He explained that, due to Alzheimer's, he wouldn't be able to read his lengthy speech and so asked Tony Robinson - the actor known mostly for playing Baldrick in Black Adder - to read it for him. Sir Terry sat beside Tony, nodding or smiling as another read his thoughts. Within moments of the speech starting, the live audience and me watching at home adjusted. I didn't give it a second thought. Until now. Such support is a reasonable adjustment, like using a sign language interpreter or easy read document perhaps. I love the fact that no one brought it up, (except for me, now) and no one questioned it. I've not heard anyone imply this adjustment was inappropriate nor claim it devalues his opinion, regardless of whether you agree with him or not. We simply accepted it.

So all we need now is for everyone else's adjustments to be accepted as the norm. And for me to stop looking for disability everywhere. But it is everywhere and I like to think life's a little richer because of it.

Bookmark with...

What are these?

Live community panel

Our blog is the main place to go for all things Ouch! Find info, comment, articles and great disability content on the web via us.

Mat and Liz
Listen to our regular razor sharp talk show online, or subscribe to it as a podcast. Spread the word: it's where disability and reality almost collide.

More from the BBC

BBC Sport

Disability Sport

All the latest news from the paralympics.

Peter White

In Touch

News and views for people who are blind or partially sighted.

BBC Radio 4

You & Yours

Weekdays 12.40pm. Radio 4's consumer affairs programme.

BBC © 2014 The BBC is not responsible for the content of external sites. Read more.

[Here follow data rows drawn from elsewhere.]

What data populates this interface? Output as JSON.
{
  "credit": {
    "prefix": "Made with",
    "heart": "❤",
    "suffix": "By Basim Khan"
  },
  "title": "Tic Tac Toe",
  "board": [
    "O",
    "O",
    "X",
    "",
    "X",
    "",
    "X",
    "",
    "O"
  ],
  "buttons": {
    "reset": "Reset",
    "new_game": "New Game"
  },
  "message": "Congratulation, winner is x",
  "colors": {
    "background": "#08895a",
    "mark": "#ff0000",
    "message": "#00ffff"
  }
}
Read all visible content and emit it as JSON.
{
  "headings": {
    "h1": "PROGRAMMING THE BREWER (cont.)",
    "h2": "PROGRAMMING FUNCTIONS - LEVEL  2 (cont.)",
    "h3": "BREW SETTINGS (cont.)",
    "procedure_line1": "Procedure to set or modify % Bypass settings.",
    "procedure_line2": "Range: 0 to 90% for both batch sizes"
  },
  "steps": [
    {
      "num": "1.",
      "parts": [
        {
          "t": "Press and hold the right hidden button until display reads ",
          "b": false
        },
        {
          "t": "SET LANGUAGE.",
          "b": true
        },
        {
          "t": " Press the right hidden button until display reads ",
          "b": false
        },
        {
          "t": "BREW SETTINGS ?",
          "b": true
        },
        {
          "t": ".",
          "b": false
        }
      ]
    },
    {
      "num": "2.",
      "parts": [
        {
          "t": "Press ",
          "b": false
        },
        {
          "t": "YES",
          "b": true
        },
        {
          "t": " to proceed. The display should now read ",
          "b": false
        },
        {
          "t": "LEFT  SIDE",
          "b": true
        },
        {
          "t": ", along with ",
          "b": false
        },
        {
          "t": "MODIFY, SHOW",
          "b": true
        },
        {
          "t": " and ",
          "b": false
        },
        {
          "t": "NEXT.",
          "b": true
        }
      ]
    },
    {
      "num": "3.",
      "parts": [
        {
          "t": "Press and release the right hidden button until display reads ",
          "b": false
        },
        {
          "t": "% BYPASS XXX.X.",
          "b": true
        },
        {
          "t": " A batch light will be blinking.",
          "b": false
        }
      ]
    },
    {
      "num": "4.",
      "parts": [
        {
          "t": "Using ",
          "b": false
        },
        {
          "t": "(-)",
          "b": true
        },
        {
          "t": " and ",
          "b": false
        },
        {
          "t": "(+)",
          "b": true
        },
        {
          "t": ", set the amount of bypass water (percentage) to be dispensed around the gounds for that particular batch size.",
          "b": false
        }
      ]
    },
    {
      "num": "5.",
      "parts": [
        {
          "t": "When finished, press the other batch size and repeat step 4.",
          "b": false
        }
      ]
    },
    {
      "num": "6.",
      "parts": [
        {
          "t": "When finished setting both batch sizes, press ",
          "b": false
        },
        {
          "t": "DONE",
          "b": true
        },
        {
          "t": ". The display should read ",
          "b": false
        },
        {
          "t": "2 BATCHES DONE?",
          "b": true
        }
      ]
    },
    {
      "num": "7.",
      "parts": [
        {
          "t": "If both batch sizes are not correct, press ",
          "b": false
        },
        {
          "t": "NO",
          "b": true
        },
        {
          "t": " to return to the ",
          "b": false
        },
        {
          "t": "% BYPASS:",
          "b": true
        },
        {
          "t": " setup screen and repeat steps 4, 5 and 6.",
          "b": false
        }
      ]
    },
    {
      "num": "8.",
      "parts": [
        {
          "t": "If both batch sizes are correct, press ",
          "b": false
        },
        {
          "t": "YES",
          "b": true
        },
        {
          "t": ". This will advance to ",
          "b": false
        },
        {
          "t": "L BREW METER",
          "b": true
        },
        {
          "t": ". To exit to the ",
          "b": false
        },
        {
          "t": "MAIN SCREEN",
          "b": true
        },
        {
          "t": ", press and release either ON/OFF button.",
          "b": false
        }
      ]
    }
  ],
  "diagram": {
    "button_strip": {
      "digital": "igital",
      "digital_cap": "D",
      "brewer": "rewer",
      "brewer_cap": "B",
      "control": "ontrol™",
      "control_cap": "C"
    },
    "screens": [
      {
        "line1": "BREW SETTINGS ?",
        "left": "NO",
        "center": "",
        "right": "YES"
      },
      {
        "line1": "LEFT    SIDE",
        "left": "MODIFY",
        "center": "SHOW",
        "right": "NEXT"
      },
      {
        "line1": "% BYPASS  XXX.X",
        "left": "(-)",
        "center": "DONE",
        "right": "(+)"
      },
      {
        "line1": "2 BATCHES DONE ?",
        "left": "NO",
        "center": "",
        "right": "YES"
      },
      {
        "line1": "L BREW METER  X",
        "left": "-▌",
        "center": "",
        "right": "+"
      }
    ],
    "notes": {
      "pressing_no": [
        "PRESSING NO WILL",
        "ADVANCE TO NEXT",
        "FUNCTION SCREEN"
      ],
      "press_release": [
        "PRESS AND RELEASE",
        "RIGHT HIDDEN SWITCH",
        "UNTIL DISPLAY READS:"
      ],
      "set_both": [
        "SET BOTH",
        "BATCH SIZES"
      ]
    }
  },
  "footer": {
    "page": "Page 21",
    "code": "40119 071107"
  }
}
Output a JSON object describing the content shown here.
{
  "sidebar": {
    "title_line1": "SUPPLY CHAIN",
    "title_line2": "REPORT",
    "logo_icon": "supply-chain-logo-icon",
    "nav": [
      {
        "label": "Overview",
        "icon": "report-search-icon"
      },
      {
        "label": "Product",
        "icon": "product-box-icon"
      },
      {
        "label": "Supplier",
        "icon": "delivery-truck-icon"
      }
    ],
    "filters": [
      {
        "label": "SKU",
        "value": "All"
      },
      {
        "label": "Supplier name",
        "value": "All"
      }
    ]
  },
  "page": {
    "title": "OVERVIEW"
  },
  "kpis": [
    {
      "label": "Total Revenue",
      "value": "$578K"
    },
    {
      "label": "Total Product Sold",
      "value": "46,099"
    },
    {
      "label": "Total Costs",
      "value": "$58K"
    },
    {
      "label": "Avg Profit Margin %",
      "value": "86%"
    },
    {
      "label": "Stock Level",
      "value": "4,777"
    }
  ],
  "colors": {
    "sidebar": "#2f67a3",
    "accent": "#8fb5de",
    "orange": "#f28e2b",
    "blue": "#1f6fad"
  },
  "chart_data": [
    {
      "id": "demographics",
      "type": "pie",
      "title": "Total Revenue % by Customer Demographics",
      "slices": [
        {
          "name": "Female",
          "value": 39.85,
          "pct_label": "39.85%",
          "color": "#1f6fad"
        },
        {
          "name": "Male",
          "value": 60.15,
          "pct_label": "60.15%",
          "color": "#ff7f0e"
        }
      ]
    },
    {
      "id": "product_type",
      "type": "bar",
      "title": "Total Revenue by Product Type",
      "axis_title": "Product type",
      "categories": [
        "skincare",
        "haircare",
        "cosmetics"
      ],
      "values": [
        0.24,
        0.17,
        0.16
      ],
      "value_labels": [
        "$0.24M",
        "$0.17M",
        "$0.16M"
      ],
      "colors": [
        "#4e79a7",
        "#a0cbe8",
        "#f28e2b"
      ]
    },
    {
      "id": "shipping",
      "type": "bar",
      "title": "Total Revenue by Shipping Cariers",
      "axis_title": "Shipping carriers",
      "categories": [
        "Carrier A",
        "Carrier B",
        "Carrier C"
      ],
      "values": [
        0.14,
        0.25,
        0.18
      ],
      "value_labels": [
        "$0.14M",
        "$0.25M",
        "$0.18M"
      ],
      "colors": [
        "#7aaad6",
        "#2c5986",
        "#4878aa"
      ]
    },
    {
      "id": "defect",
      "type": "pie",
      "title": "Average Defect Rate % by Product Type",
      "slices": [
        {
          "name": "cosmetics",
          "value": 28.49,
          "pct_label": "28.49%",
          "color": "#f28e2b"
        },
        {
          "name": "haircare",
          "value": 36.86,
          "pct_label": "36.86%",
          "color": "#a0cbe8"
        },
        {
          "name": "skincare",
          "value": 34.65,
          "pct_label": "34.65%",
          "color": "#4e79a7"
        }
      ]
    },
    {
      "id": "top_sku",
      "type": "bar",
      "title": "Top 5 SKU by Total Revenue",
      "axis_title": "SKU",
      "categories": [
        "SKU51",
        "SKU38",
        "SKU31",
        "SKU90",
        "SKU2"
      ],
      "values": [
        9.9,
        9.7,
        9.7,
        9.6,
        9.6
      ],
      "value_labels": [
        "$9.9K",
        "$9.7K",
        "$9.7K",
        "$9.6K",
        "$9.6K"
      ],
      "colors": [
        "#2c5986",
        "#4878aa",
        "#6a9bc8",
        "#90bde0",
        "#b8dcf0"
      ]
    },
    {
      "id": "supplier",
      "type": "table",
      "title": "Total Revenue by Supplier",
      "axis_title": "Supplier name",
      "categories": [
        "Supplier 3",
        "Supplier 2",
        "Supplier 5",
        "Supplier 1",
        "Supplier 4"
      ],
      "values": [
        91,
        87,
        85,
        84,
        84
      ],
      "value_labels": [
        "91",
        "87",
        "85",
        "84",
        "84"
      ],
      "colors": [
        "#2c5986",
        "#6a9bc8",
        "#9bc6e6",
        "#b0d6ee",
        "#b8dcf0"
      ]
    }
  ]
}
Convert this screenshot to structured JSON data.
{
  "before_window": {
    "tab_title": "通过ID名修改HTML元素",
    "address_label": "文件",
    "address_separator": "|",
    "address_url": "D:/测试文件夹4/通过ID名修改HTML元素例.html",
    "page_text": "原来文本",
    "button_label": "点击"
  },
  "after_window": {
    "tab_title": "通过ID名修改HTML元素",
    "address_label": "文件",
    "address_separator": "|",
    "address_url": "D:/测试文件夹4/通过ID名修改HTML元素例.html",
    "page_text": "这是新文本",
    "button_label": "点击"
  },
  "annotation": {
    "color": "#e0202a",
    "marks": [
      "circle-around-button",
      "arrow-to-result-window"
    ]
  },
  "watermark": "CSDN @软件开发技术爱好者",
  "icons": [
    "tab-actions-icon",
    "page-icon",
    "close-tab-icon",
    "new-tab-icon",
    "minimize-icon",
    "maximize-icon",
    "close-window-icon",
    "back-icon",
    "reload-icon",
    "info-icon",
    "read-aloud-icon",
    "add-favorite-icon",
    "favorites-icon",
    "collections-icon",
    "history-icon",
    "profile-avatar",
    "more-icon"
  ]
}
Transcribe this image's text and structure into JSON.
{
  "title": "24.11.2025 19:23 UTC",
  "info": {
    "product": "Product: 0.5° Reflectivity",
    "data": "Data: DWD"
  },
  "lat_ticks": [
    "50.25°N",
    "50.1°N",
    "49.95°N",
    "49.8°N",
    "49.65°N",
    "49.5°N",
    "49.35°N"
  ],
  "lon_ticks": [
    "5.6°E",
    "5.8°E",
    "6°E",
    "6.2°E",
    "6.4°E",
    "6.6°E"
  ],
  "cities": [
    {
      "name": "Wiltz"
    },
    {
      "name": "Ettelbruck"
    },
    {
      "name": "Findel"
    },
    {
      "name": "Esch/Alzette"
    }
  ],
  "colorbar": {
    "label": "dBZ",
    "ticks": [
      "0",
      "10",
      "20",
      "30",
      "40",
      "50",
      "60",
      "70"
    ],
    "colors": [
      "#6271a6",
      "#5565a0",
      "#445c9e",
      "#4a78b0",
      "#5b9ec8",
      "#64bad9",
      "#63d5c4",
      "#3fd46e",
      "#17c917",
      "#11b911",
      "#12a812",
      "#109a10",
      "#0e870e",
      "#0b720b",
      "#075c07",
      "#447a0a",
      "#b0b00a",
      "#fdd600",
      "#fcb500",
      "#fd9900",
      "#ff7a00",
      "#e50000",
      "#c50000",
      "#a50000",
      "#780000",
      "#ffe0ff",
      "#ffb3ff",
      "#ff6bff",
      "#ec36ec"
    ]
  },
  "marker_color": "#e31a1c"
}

This page is best viewed in an up-to-date web browser with style sheets (CSS) enabled. While you will be able to view the content of this page in your current browser, you will not be able to get the full visual experience. Please consider upgrading your browser software or enabling style sheets (CSS) if you are able to do so.